Considering the book deals with the aftermath of American interventionism, many of the images themselves are isolated and distant. Did you find that juxtaposition interesting?

Peter van Agtmael: The book is kind of a chapter in one much larger book that is essentially about those questions. A big part of my identity was drawn from covering Iraq and Afghanistan – this book is about processing those experiences and processing the things that led us, as a country, into these conflicts. The photos in the book are as you say. On the one hand, they’re a window into these worlds and on the other, they’re a mirror up to myself. 

How has your relationship with America and conflict altered as a result of your work?

Peter van Agtmael: I was reading a lot of history to get a context of what I was saying. The result of that is a pretty deromanticised, demystified, demythologised version of America. There’s a certain relief in having one’s eyes open to more kinds of honest truths. I’m at the point where I think I see things pretty clearly, and with some pretty deep fears about America’s role in the future. It’s not just about America, but the nature of humanity and conflict. 

If a country that has a great history, and not a particularly interventionist one, can devolve into these senseless conflicts despite its internal, robust democracy – a flawed but robust democracy – then what does that mean for the future of humanity? These are the things that scare the hell out of me. 

Is Buzzing at the Sill a response to the idea of a grand, national narrative that populist movements utilise?

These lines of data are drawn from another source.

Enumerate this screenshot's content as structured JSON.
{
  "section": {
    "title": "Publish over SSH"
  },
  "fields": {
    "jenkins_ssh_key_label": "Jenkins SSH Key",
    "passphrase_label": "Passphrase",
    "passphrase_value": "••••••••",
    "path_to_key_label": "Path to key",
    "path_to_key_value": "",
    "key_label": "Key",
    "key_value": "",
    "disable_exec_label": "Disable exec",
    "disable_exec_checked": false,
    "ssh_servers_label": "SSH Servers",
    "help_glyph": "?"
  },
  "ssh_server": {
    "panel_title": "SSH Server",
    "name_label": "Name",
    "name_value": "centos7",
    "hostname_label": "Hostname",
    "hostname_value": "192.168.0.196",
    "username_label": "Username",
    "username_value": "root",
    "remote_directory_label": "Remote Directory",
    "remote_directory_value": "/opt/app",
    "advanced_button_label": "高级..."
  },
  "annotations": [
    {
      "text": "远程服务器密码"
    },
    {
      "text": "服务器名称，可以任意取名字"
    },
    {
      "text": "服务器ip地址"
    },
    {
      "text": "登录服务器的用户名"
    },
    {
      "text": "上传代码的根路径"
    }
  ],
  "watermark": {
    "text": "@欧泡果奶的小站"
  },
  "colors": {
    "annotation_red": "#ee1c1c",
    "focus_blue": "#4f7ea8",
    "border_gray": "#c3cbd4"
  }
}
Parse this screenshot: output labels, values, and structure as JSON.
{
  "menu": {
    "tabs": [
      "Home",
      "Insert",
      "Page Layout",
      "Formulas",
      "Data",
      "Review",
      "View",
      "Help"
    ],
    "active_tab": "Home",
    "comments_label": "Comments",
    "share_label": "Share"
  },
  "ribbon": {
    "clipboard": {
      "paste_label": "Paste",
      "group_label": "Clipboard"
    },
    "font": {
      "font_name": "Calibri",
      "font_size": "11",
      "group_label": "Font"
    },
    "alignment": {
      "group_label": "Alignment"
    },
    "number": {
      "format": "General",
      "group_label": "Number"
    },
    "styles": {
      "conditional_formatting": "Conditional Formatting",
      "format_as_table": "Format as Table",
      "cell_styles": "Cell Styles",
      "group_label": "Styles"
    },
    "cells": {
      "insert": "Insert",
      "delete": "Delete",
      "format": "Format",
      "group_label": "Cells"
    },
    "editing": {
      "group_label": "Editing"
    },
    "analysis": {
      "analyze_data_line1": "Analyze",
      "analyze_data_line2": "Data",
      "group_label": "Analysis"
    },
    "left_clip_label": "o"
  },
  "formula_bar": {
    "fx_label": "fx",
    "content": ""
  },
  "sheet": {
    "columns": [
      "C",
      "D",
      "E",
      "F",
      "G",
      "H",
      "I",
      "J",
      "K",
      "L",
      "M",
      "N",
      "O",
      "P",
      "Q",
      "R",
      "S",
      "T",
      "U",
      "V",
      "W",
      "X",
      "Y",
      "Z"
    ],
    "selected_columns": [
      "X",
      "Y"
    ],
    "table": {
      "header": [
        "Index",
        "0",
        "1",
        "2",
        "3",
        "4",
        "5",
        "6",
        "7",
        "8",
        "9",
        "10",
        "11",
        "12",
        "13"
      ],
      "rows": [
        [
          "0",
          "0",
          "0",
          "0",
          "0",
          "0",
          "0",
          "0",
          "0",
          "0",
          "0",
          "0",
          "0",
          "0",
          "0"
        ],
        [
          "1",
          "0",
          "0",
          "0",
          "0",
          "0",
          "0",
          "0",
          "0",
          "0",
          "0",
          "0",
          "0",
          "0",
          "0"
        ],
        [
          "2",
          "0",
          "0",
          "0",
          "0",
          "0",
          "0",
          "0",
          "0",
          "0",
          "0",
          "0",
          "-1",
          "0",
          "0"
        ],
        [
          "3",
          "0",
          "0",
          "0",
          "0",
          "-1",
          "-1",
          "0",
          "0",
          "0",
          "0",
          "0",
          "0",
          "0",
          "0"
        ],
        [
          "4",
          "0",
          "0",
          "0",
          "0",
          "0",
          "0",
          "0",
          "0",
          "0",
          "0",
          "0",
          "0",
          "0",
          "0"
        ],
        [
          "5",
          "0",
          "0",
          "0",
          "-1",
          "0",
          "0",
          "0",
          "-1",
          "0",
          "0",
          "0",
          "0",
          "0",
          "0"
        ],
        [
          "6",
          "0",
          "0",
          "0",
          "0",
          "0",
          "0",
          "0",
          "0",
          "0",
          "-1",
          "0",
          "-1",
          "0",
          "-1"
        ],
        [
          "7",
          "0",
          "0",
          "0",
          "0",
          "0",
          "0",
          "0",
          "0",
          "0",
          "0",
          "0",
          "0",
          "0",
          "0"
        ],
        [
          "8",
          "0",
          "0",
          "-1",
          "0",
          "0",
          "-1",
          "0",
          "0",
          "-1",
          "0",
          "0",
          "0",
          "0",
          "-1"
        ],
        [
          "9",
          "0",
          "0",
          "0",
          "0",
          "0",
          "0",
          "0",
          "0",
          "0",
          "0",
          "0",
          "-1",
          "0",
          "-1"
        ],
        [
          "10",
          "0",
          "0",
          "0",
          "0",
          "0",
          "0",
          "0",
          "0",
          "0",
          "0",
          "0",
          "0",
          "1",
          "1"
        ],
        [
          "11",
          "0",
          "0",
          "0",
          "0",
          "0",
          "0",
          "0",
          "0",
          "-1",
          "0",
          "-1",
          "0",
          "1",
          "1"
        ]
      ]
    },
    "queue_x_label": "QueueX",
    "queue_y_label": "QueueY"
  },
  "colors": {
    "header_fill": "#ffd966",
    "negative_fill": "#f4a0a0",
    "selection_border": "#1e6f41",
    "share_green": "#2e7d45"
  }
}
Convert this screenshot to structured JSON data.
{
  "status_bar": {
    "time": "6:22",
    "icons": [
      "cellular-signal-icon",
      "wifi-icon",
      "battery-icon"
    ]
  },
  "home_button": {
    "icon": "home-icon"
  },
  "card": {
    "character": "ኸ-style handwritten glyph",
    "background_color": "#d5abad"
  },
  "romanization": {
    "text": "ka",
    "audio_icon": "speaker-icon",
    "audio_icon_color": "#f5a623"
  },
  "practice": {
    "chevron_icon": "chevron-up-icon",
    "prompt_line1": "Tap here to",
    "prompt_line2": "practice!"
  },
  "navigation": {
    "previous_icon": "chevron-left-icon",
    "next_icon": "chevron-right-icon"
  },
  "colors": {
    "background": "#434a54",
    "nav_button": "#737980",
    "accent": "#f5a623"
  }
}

Peter van Agtmael: I think populist rhetoric plays on people’s ignorance. It’s very consciously propaganda, it’s just not always recognised as such. It infects you, no matter how much you try. It affected me, and I had a good education. The mist of American exceptionalism in some ways took hold of me – what I thought was a nuanced perspective was still very much infected by these strains of nationalism. 

I still admire America in many ways but I’m also utterly appalled by aspects of our history and unbelievable contradictions and our lack of critical self-analysis about who we are and why we are what we are and what we are to the rest of the world.

Is there a way to confront such a narrative?

Peter van Agtmael: It’s hard to say. How do you change? It means changing society also. It means changing the rhetoric of all these different institutions that rely on fantasy, and on the commodification of fantasy to exist and drive. At the end of that, what are you left with? I’m not sure. You just hope individuals confront the lies they’ve been told and try to work towards the alternative.